Director: Rian Johnson
Writer: Rian Johnson
Stars: Joseph Gordon-Levitt, Bruce Willis, Emily Blunt
The Retro Review season continues with the 2012 Rian Johnson movie Looper staring Joseph Gordon-Levitt and Bruce Willis. I have to admit I totally missed the initial release of the film and only got round to watching it in 2014. The movie itself although was still fresh in my mind as I decided to review it, I thought I should view it once more as this is a film although complex in many levels goes to great lengths to avoid any glaring plot holes.
Time Travel movies have always consistent of audience members looking for these plot holes at great lengths and deep debates of trying to find them. Here Writer and Director Rian Johnson really nails the situation within the first 10 minutes of the movie on how it works. Loopers are employed to assassinate a person sent back from the future immediately and that is their job until “retirement”. When a “loop” closes (basically when that looper is done when they are older they are sent back in time to be killed by their younger self, hence the loop is closed.
Joseph Gordon-Levitt plays young Joe and Bruce Willis plays the old version of Joe who is sent back in time to the exact time and location that young Joe is waiting on to kill him. Obviously the young Joe isn’t aware of his next victim and this is one thing I liked and understood about older Joe. He was aware and prepared to do battle with his younger self knowing this path. In typical Bruce Willis fashion his character doesn’t get bogged down with how this happens and why it happens etc. The character really just bypasses any deep and logistical explanation as if all that matters is the situation now and there. I found this with all the main character in the movie that they all had their own reasons why they were there and why they had to do what that had to do and to be honest this works for this movie as the plot is multilayered and complex enough without over complicating the storyline.
Joseph Gordon-Levitt as a younger Joe is brilliant and delivers once again. But he is also a younger Bruce Willis and under heavy prosthetics and makeup is a passable younger Willis too. The make up is as good as its going to be and to be honest if I hadn’t known what Gordon-Levitt looked like before I probably wouldn’t have noticed the change in his appearance. Apart from the cosmetic side of the Actor I noticed Gordon-Levitt adopted a few of Willis’ mannerisms and I was pleased to see that he wasn’t impersonating Willis but really captured the essence of the veteran actor instead.
Bruce Willis is equally as good playing opposite Gordon-Levitt and there is a real chemistry between the two leads which was great and really helped convince the audience that they are one of the same person. It’s not often you get to see Willis perform as the “Bad Guy” in a movie and here is an exception based on the fact that he is trying to stay alive and as the story unfolds his actions and mission are explained in a believable and emotional way which if you haven’t watched “Looper” I won’t go into any great detail as it is a major spoiler.

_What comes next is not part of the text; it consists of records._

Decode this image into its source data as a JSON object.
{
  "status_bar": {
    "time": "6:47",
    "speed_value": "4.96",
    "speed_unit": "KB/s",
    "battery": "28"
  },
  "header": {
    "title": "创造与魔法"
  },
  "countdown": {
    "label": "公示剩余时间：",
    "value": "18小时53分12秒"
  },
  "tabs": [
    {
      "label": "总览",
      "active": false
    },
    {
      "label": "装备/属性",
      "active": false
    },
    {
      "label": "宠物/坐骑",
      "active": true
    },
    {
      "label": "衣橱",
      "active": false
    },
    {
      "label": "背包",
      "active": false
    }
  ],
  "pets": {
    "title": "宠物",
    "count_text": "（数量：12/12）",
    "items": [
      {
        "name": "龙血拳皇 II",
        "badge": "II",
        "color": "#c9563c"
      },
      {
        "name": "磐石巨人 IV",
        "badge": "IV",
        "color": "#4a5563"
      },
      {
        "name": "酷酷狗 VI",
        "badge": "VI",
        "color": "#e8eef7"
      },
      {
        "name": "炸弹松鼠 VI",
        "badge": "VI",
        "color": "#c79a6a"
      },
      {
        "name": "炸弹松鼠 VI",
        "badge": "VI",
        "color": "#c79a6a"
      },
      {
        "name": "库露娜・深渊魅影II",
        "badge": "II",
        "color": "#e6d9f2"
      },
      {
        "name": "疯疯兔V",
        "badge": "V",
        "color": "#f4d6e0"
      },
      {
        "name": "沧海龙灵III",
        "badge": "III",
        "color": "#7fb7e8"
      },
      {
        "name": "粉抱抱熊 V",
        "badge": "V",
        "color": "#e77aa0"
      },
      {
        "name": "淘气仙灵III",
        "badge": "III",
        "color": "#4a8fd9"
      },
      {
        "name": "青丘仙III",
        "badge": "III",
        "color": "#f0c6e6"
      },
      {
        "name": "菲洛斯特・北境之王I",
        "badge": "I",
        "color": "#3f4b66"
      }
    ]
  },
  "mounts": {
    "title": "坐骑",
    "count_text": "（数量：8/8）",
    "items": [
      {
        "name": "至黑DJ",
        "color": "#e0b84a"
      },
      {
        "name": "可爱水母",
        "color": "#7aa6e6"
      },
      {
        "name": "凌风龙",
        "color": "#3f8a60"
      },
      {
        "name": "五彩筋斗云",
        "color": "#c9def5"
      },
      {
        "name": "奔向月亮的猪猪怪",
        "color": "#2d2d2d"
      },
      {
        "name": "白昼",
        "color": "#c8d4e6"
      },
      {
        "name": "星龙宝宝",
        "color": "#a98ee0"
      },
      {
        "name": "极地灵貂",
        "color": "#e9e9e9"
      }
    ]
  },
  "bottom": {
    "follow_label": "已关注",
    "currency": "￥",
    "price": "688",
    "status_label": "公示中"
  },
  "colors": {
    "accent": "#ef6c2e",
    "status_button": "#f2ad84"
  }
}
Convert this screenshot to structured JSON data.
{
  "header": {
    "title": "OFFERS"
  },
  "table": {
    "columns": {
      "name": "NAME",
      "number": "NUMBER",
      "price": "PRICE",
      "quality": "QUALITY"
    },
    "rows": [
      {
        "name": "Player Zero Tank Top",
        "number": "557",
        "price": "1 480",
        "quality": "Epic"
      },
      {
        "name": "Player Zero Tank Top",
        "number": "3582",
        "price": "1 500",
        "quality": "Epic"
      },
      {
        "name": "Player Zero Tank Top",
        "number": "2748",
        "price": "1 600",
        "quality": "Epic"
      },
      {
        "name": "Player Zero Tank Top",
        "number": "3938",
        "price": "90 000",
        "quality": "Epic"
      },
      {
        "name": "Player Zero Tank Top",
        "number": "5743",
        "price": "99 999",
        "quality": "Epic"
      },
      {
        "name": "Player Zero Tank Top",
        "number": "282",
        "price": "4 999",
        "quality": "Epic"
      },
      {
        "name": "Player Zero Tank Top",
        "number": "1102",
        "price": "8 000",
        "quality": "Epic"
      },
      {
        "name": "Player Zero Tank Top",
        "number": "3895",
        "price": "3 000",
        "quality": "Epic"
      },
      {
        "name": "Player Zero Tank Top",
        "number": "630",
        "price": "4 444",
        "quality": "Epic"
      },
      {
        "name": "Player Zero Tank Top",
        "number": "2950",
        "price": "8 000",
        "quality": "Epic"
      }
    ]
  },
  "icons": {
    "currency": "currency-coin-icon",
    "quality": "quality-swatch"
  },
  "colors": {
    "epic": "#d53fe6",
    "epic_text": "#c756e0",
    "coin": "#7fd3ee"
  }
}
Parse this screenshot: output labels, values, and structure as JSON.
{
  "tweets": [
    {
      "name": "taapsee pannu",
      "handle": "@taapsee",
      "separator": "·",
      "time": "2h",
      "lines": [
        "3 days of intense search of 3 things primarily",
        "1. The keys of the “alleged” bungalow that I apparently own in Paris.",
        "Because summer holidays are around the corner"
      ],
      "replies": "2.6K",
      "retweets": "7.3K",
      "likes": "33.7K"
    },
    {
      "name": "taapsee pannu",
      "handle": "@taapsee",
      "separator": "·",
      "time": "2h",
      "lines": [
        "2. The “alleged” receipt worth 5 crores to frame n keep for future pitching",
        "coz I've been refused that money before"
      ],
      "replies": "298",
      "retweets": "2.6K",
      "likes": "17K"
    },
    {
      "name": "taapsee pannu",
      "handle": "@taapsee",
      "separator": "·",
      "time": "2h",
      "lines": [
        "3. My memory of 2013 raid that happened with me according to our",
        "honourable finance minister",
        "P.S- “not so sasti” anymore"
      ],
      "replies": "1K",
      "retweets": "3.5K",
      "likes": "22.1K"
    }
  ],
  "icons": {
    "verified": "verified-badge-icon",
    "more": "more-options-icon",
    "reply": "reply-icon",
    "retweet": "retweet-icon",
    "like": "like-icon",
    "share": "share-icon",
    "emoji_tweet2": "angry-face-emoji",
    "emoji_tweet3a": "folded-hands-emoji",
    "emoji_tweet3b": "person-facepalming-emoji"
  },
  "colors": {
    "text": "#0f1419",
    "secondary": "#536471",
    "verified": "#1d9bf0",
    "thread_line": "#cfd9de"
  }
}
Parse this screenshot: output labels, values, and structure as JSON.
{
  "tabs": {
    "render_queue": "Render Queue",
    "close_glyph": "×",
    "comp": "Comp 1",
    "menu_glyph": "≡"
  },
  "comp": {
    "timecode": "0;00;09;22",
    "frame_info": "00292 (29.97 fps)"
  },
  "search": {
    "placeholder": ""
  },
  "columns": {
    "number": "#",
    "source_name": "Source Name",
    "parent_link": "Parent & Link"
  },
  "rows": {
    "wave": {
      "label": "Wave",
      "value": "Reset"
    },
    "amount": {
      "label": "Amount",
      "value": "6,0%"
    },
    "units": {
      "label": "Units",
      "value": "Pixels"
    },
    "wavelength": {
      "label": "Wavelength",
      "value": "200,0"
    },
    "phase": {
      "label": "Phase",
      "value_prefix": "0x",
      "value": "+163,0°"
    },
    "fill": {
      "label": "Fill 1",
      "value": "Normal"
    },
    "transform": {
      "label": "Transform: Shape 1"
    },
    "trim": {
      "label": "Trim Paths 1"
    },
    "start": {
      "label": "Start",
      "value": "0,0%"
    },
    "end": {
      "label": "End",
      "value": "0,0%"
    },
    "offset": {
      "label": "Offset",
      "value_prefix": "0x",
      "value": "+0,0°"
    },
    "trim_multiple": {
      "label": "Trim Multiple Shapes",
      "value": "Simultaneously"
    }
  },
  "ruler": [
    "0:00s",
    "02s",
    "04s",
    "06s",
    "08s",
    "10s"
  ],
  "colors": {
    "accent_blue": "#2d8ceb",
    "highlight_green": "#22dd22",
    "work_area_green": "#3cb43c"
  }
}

Supporting the leads is Emily Blunt as Sara who performed very well and really held her own with both Gordon-Levitt and Willis. although not entering the story until a good hour into the movie Blunt really makes her mark right away as a no nonsense mother protecting her son and to be fair is a long way off her more familiar roles we were used to seeing her in up to this point. Her character is convincing and she really fits into the role with a convincing american accent and looks pretty comfortable holding a rifle when protecting her family and land.
Her son Cid in the movie portrayed by Pierce Gagnon is a stand out and fantastic in such a pivotal role. The chemistry between Blunt and Gagnon is so obviously there that you would be convinced they are Mother and Son in real life and the emotional pull between both actors really goes beyond anything I was expecting from the supporting cast. Gagnon also has some tender and funny moments with Gordon-Levitt in the movie and really added to the relationship between the characters.
Writer/Director Rian Johnson to be honest created a very believable future that isn’t a far cry from todays world and doesn’t portray it too much in the style of the Fifth Element or darker in the way of Blade Runner. Johnson’s style intrigues me as his tone is some major dark scenes at night (obviously) and during daylight looks very gritty and grainy, much in the way Logan (2017) is shot (if that makes any sense) and overall I have to say that I like more of the things “Looper” achieved in storytelling, acting, direction and chemistry. The plot isn’t over complicated and I think this is why it’s a likeable film. Johnson appears to respect the audience enough not to patronise and appears to relish keeping the audience interested and in suspense. “Looper” is a fine piece of filmmaking and has a wonderful multilayered and intelligent storyline that I can’t recommend enough.